> Exercise brief:
From the data, return each line holding the word "icon".

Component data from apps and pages
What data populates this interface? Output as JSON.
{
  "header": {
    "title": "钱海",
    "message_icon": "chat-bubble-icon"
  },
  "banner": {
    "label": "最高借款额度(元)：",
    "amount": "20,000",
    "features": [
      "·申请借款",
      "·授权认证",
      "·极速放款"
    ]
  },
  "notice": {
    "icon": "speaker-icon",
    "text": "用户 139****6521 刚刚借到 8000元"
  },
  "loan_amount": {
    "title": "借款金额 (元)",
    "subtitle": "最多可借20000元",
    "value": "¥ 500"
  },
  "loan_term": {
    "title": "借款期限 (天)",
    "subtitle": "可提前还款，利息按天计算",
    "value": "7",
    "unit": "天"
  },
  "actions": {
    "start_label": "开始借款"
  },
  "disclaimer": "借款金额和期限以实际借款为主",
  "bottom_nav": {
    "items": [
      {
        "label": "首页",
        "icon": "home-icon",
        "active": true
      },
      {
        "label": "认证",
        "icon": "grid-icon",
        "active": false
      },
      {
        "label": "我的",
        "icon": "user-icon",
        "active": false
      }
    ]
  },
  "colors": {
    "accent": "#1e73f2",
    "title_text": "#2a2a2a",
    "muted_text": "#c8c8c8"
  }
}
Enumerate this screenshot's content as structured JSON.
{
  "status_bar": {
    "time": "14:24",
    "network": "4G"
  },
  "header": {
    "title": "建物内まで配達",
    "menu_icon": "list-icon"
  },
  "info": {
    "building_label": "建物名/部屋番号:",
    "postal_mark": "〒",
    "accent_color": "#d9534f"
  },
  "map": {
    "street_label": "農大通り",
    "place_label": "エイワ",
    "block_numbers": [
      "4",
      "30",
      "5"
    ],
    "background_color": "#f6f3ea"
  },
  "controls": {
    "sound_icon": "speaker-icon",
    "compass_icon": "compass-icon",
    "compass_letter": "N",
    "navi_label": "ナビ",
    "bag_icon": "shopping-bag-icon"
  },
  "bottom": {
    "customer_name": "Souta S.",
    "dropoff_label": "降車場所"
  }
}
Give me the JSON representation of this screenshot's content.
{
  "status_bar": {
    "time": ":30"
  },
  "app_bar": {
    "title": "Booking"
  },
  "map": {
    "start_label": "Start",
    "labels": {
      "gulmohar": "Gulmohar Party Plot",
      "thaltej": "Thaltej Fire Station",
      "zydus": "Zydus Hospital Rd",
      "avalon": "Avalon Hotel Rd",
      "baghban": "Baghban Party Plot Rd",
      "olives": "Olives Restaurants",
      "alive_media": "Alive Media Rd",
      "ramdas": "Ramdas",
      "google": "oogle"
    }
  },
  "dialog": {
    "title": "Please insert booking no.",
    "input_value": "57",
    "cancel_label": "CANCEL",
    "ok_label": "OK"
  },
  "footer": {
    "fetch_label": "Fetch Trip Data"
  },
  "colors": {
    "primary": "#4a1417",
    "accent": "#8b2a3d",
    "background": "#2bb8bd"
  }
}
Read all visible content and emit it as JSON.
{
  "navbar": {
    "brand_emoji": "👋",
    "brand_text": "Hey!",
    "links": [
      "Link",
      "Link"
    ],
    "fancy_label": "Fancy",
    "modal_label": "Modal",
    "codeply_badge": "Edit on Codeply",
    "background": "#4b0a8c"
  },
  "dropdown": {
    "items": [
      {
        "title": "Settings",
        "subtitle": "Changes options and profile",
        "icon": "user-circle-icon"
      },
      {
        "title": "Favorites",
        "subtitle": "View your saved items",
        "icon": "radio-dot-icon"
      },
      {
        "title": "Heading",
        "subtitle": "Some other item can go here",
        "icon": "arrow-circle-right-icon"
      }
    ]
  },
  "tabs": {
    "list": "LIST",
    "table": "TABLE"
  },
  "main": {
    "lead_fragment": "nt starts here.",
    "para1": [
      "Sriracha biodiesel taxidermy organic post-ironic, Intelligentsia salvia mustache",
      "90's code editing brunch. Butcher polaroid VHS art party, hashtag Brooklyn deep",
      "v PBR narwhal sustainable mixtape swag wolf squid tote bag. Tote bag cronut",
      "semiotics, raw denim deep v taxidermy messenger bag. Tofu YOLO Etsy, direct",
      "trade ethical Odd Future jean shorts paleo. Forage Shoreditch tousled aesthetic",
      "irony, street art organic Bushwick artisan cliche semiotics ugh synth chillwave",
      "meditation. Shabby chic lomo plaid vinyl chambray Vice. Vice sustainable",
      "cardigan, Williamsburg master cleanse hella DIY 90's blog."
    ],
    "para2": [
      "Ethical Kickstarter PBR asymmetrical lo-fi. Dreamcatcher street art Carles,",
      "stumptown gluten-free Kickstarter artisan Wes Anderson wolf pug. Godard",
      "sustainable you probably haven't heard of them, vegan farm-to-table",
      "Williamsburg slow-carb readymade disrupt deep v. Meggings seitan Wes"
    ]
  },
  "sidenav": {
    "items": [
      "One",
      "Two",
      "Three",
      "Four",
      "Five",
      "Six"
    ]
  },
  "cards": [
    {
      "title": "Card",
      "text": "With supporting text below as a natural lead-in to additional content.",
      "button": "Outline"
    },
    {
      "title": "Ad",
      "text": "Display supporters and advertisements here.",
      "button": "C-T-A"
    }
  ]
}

> Answer to this task:
    "message_icon": "chat-bubble-icon"
    "icon": "speaker-icon",
        "icon": "home-icon",
        "icon": "grid-icon",
        "icon": "user-icon",
    "menu_icon": "list-icon"
    "sound_icon": "speaker-icon",
    "compass_icon": "compass-icon",
    "bag_icon": "shopping-bag-icon"
        "icon": "user-circle-icon"
        "icon": "radio-dot-icon"
        "icon": "arrow-circle-right-icon"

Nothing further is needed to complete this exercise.